A weekly backup solution is provided by ASO, and as mentioned above it’s totally free. It is important to note that these backups are not guaranteed, and only a weekly snapshot is kept at a given time. That means that if your website was compromised or deleted two weeks ago and you just noticed it today, you are out of luck. Keeping your own backups is important, and services such as CodeGuard make it incredibly easy to automate the process.
While testing A Small Orange’s services, I found them only somewhat fast and reliable. When things were fast, they were fast. But occasionally there would be noticeable slowness in cPanel, such as it taking over three minutes to add a subdomain or addon domain. There were also frequent issues with SSH, which would often hang or disconnect. And I discovered noticeable issues with command line utilities. For example, whois gave a segmentation fault, and the screen was inaccessible to non-root users, and telnet and lynx weren’t even installed. I know that most web hosting customers do not use the command line, but it speaks to a general problem of poor server configuration and management when even the most basic utilities do not work or are not installed at all.
My server’s uptime when I first signed up was at a shockingly low 66 days. I tried searching ASO’s server status page to see if there was perhaps scheduled maintenance on my server during that time, but I could find nothing. When I reviewed Namecheap, the uptime of my server there was 113 days, and I thought that was too low for my taste. Sixty-six days is most definitely not a good sign.
What’s more, I discovered that Apache — the service that serves websites to your browser — crashes and automatically restarts every 1 – 8 hours or so, reliably. A given Apache restart takes about 2 – 3 seconds, which is short enough for a website uptime monitoring program (which usually checks every 5 minutes or so) not to notice it, but which can add up to as much as 25 – 30 seconds of downtime per day.
As mentioned above, customer service did not seem knowledgeable about the seriousness of the issue, or even how to fix it. They repeatedly told me that what I was seeing in the Apache log file was a periodic gentle restart which frequently happens on all shared servers when (for example) someone adds a new domain to their cPanel. But the problem is that gentle restarts show up in the log as gentle restarts, not as crashes, signal hangups, or hard restarts. Again, this issue speaks to a general problem of bad server configuration and management.

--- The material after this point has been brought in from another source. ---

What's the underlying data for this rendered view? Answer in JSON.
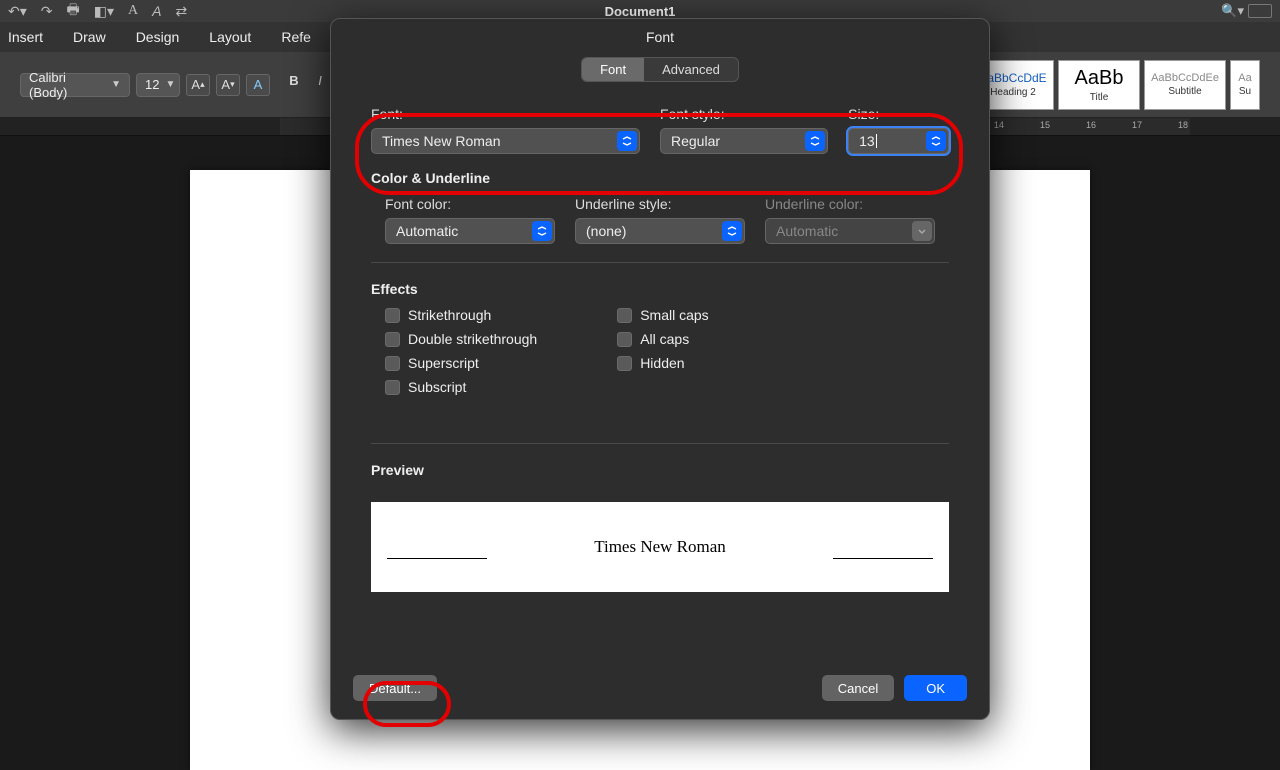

A Small Orange has all the outward appearance of an independent, friendly, folksy brand. But it's only appearance. If you're just looking to host a personal site that you don't expect to do much with, they probably have the right price and ease of use to suit your needs. But if you're wanting to do anything remotely serious with your web presence, when performance, reliability, and support matter, you would do well to look elsewhere. In my view, A Small Orange is a big lemon.
- Competitive pricing.
- Easy signup process.
- Simple and straightforward customer portal.
- Clean, ad-free, bloatless cPanel.
- PHP 7.
- Less than knowledgeable, and on one occasion rude, customer support.
- Performance is mediocre.
- Reliability is poor.
- Long ticket wait times.